For every line that contains the string "extension", pull that line out of the material below.

--- START ---

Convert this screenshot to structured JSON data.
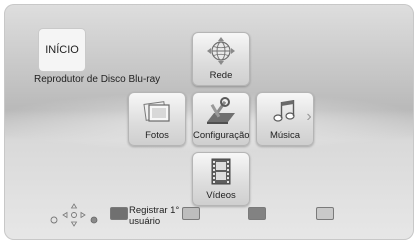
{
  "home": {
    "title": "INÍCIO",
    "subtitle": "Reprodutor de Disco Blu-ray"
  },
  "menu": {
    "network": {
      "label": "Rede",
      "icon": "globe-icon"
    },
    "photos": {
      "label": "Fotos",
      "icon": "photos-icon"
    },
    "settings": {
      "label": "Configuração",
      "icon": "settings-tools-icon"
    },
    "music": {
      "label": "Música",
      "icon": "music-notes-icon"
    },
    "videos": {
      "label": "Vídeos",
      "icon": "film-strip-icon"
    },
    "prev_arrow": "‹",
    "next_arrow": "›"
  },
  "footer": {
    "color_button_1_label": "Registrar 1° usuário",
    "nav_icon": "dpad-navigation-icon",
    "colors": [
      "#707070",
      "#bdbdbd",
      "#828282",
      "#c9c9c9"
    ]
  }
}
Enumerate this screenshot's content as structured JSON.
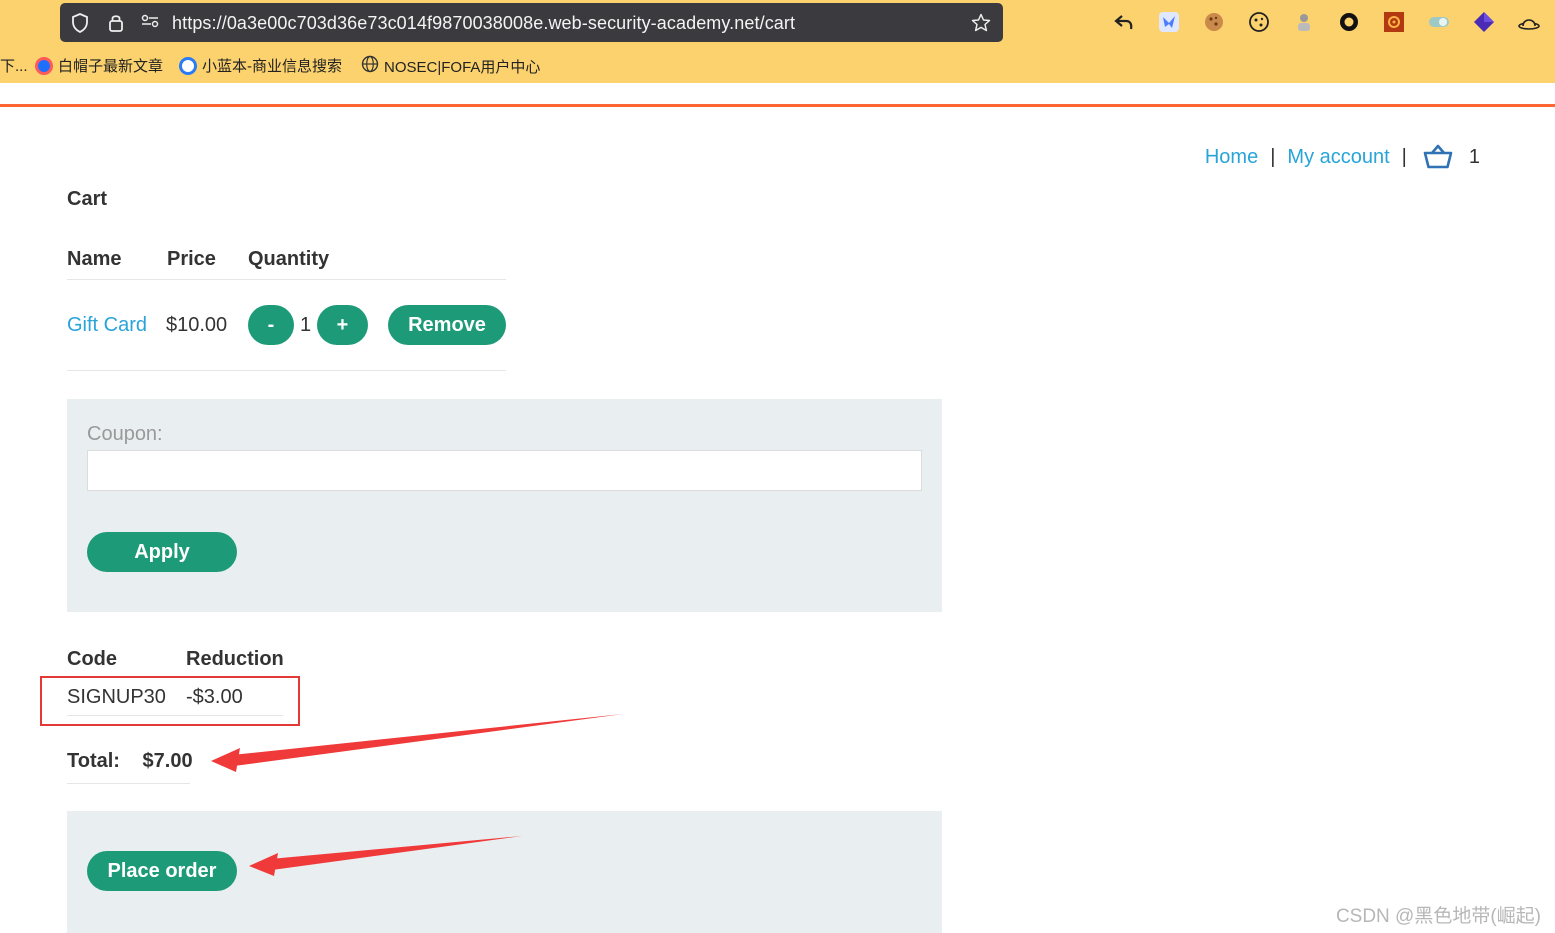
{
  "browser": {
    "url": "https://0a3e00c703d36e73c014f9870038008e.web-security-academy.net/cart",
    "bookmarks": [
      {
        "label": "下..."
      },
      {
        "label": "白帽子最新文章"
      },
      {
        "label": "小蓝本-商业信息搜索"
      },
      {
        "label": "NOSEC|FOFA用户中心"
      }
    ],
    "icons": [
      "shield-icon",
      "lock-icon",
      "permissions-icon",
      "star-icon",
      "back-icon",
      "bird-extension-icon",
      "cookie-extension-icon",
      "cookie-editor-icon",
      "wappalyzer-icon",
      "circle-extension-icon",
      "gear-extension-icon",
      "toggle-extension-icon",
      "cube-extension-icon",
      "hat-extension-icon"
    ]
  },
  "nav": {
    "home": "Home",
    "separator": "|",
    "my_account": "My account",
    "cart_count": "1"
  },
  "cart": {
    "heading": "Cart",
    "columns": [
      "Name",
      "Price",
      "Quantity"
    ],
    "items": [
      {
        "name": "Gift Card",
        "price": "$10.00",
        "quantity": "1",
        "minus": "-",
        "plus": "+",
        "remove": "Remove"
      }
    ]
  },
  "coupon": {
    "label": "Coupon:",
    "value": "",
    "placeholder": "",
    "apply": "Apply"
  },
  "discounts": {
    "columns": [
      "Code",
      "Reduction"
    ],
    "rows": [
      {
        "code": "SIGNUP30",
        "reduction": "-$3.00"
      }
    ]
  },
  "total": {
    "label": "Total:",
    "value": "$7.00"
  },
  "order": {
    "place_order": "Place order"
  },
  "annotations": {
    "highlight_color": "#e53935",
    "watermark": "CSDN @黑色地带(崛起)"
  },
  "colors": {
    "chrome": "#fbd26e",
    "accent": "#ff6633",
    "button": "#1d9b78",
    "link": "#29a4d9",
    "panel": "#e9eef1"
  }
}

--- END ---

→ **Result for this task**
      "bird-extension-icon",
      "cookie-extension-icon",
      "circle-extension-icon",
      "gear-extension-icon",
      "toggle-extension-icon",
      "cube-extension-icon",
      "hat-extension-icon"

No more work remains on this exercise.